Selfies of NCKU Lilium-1 From Low Earth Orbit
Written & Image Credit to Jyh-Ching Juang
These are the first series of selfies of Taiwanese satellites ever in space.
The NCKU Lilium-1 cube satellite (CubeSat) was launched in the early morning of December 2, 2023 by the SpaceX Falcon 9 launcher. The 3U satellite has been thoroughly checked and all functions are normal in the 520 km low Earth orbit (LEO). After one-month operation, the National Cheng Kung University (NCKU) Space Laboratory releases two selfies of the CubeSat. One photo clearly reveals the successful deployment of the solar panel as the satellite is positioned to gather sunlight for charging. Another selfie demonstrates the three-axis stabilization performance with the Australian continent as the background. These are the first series of selfies of Taiwanese satellites ever in space.
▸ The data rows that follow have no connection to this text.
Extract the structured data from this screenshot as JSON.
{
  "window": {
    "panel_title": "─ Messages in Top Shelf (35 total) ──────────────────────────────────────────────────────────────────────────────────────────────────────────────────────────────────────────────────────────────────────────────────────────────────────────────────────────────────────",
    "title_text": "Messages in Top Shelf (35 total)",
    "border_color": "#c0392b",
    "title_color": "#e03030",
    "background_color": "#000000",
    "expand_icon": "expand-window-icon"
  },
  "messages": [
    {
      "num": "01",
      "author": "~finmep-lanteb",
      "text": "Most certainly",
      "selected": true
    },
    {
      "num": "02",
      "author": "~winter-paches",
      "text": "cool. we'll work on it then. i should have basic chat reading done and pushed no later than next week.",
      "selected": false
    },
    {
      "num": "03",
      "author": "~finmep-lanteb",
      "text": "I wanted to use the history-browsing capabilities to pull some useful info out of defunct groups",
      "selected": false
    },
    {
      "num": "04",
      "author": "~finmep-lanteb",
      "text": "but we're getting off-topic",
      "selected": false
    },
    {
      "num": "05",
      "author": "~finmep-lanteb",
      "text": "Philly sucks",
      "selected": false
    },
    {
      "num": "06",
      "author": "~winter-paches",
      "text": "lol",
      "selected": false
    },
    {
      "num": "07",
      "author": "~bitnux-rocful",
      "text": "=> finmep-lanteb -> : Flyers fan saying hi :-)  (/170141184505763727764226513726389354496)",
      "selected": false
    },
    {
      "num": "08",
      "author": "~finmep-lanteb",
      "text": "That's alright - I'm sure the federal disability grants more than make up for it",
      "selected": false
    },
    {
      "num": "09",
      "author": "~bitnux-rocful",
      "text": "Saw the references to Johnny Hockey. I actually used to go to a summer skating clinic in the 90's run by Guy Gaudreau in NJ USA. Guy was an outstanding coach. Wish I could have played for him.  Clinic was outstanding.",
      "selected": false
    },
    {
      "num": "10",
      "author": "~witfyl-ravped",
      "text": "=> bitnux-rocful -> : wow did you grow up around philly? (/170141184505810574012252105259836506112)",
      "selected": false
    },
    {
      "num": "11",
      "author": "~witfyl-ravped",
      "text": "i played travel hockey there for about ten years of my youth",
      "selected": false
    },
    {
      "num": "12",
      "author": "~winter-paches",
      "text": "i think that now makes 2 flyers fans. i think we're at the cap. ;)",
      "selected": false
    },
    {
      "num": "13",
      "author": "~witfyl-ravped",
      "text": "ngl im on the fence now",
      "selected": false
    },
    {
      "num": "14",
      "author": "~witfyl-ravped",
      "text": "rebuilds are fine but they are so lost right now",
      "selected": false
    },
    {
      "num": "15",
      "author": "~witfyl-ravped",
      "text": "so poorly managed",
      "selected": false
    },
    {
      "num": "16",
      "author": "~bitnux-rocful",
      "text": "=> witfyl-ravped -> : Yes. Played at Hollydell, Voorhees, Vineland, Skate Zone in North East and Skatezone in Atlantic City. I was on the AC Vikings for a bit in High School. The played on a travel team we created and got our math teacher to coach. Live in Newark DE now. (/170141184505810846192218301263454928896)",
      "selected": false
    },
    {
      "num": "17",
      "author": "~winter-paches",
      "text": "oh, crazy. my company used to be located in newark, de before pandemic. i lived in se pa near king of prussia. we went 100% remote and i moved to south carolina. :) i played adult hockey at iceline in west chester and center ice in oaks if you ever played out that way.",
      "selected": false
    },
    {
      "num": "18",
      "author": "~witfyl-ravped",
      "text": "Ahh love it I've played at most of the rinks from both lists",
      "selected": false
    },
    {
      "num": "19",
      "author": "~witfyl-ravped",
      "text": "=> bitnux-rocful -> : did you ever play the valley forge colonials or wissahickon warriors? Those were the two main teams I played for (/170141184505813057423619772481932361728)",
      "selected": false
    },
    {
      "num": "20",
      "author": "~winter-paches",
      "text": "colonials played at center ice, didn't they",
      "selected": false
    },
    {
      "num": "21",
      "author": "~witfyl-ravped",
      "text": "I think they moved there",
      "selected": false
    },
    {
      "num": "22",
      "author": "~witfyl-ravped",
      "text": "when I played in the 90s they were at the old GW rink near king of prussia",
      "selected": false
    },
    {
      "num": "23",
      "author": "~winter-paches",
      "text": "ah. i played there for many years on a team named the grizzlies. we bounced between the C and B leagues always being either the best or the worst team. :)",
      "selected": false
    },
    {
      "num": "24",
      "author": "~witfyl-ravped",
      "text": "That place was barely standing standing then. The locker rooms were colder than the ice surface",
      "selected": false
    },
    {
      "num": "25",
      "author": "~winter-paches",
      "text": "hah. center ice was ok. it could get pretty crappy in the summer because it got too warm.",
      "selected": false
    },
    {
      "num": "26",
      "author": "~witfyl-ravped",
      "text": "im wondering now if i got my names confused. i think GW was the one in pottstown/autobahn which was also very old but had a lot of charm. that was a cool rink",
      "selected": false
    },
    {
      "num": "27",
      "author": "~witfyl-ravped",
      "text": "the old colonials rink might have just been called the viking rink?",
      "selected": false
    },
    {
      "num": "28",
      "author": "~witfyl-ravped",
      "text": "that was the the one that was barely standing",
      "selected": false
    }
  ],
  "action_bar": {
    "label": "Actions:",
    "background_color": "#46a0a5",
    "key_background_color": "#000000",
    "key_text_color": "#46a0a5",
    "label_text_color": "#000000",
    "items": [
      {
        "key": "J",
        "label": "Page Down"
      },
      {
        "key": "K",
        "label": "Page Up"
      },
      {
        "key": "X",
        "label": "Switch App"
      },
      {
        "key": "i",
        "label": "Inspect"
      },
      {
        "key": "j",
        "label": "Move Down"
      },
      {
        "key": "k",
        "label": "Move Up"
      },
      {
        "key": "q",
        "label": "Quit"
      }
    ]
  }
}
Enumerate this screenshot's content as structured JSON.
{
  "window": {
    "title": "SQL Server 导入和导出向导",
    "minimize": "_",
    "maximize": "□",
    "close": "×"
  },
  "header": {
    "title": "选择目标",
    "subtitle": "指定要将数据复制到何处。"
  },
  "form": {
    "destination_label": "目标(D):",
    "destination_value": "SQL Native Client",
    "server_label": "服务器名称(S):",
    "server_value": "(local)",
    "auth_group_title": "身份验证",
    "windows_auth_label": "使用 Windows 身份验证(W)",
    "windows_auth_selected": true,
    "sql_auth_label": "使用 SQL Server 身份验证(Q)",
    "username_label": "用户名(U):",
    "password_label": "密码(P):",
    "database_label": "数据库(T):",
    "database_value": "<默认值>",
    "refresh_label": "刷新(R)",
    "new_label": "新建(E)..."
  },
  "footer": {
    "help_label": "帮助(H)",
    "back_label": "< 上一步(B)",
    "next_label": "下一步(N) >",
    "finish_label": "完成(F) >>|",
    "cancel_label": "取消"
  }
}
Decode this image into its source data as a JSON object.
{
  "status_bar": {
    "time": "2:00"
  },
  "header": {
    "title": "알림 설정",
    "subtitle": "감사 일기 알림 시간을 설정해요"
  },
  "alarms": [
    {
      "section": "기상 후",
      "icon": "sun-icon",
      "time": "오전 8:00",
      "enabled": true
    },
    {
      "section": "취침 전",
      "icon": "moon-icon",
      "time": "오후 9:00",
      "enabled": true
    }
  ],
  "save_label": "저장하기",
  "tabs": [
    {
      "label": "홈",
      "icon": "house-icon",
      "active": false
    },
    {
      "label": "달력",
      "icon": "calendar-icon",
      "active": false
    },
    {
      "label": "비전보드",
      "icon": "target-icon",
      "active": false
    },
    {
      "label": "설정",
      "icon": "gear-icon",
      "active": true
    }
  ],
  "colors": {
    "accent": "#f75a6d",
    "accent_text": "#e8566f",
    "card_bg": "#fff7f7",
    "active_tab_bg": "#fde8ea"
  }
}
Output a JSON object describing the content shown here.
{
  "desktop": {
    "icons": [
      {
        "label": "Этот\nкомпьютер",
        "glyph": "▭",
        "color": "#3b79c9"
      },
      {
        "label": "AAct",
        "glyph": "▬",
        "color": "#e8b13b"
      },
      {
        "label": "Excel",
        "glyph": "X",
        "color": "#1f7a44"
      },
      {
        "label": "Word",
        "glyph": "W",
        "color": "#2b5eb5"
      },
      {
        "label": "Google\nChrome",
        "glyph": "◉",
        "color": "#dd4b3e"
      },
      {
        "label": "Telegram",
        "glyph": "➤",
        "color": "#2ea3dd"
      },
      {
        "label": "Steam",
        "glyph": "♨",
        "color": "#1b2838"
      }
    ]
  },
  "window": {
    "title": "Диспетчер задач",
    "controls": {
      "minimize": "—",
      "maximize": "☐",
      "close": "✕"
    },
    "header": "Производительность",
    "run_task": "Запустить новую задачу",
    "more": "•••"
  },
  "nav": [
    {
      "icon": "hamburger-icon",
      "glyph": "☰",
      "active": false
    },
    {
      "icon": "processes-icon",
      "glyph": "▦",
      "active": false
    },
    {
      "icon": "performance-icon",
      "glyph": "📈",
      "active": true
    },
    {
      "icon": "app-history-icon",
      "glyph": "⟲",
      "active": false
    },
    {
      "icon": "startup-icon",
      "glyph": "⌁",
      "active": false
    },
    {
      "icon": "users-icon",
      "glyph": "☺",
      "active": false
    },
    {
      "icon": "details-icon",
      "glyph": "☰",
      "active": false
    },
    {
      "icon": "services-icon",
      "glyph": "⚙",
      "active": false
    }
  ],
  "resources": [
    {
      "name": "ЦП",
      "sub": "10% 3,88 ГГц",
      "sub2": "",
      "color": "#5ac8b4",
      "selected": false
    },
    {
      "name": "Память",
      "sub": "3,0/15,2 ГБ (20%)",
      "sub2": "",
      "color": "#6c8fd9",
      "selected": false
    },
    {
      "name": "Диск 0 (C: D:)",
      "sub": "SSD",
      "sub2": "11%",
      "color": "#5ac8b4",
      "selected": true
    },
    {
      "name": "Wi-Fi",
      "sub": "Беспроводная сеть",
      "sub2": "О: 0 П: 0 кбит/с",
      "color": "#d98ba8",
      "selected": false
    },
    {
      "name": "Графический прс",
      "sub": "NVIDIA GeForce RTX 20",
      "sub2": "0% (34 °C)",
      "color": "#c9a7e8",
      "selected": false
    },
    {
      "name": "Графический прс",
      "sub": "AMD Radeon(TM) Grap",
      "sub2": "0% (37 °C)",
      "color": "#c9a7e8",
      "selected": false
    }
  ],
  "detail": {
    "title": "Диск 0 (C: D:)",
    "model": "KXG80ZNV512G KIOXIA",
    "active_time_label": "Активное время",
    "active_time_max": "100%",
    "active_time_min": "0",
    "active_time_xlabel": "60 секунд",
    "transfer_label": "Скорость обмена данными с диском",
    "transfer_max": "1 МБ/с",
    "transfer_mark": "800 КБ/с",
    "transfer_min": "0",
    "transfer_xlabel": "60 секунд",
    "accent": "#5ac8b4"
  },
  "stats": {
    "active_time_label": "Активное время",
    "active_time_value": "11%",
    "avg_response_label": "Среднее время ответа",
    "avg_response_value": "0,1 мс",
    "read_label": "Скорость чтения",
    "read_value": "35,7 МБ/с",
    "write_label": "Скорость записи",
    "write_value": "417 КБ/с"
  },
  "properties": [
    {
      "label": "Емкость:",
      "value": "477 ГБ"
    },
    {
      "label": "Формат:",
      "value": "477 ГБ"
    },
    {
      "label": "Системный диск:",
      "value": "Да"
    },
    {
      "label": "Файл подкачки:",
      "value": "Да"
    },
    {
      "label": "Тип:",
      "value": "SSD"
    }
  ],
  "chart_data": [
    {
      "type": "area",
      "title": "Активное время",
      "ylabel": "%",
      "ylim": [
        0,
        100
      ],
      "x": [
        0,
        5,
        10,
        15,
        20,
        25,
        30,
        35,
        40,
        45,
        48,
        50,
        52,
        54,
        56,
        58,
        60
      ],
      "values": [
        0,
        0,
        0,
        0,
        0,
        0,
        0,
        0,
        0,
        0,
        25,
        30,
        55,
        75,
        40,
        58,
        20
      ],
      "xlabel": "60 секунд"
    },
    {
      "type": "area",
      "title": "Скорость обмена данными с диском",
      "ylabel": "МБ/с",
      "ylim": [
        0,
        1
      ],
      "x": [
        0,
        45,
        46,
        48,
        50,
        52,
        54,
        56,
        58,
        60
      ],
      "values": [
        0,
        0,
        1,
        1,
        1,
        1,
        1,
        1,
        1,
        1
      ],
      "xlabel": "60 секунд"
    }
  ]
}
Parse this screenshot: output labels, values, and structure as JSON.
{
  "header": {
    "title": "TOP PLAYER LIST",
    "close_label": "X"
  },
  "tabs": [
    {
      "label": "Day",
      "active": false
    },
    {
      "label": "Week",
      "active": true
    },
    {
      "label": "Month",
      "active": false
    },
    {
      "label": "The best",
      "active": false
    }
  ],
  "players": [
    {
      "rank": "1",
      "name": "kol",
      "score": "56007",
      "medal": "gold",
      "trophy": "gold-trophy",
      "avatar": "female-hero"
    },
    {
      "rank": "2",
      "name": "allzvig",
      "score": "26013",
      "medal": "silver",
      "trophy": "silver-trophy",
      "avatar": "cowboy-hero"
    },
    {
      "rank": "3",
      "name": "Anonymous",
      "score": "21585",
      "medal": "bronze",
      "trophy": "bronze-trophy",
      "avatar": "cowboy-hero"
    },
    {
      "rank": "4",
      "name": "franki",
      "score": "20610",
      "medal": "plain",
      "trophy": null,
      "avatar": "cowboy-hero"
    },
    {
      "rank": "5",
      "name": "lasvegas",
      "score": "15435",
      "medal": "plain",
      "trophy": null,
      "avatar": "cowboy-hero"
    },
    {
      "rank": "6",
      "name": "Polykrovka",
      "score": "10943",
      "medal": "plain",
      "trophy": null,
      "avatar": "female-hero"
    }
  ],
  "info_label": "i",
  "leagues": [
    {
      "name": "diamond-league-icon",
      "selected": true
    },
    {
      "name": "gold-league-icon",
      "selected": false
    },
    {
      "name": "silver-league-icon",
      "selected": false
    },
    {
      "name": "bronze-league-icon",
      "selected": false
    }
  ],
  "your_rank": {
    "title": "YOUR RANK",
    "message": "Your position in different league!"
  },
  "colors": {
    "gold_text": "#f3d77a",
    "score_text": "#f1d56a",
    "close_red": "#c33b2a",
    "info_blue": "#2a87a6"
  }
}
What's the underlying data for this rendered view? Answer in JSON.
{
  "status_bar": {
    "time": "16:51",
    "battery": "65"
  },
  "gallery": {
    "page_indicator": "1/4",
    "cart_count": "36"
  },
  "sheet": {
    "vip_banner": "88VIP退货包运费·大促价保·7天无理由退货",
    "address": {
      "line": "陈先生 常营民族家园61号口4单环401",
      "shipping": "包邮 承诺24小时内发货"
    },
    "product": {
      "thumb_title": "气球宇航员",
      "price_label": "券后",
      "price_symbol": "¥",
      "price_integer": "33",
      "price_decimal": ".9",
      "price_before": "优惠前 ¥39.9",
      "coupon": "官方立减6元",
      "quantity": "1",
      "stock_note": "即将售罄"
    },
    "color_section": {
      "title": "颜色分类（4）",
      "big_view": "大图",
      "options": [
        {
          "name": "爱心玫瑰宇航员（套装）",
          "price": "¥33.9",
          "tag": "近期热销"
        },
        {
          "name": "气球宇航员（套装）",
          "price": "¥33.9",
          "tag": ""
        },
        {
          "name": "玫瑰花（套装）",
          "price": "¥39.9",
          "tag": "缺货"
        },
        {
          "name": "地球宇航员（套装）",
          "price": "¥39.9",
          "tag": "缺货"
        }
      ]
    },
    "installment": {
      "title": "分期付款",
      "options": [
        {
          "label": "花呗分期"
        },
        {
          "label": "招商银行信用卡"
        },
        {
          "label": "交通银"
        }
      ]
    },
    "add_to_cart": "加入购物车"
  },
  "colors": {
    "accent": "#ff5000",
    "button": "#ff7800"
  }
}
The Lilium CubeSat project is sponsored by the National Science and Technology Council (NSTC), Taiwan, to develop and validate key technologies for cube satellites. To this end, the research team, coordinated by Professor Jyh-Ching Juang of the Department of Electrical Engineering, National Cheng Kung University, is constituted of professors and students from NCKU, National Taiwan University, National Taiwan University of Science and Technology, and Tamkang University. Several domestic companies also participate in the project. Two additional CubeSats, Lilium-2 and Lilium-3, will be launched in 2025 to fully verify the objective of the project in developing and demonstrating space communication, intelligent remote sensing, space propulsion, in-orbit deployment, and de-orbit techniques. The successful launch and operation of the Lilium-1 have paved a solid foundation for the project.
Professor Jyh-Ching Juang of the Department of Electrical Engineering, National Cheng Kung University, is constituted of professors and students from NCKU.
In addition to the Lilium-1, NCKU Space Laboratory has developed, launched, and operated several CubeSats. Two years ago, the IRIS-A CubeSat was launched and the satellite had accomplished its objectives in testing satellite-based internet of thing, verifying spaceborne GPS receiver, and taking photos from LEO. After two years of successfully operation, the IRIS-A CubeSat had decayed from its initial 530 km orbit to 490 km in LEO. The 2U IRIS-A CubeSat remains operational and is used as an educational platform. The development and operation of the CubeSats has brought valuable in-orbit data for engineering and scientific research. Moreover, the devoted efforts have resulted in capacity building and talent incubation in space and systems engineering.
Provider: NCKU News Center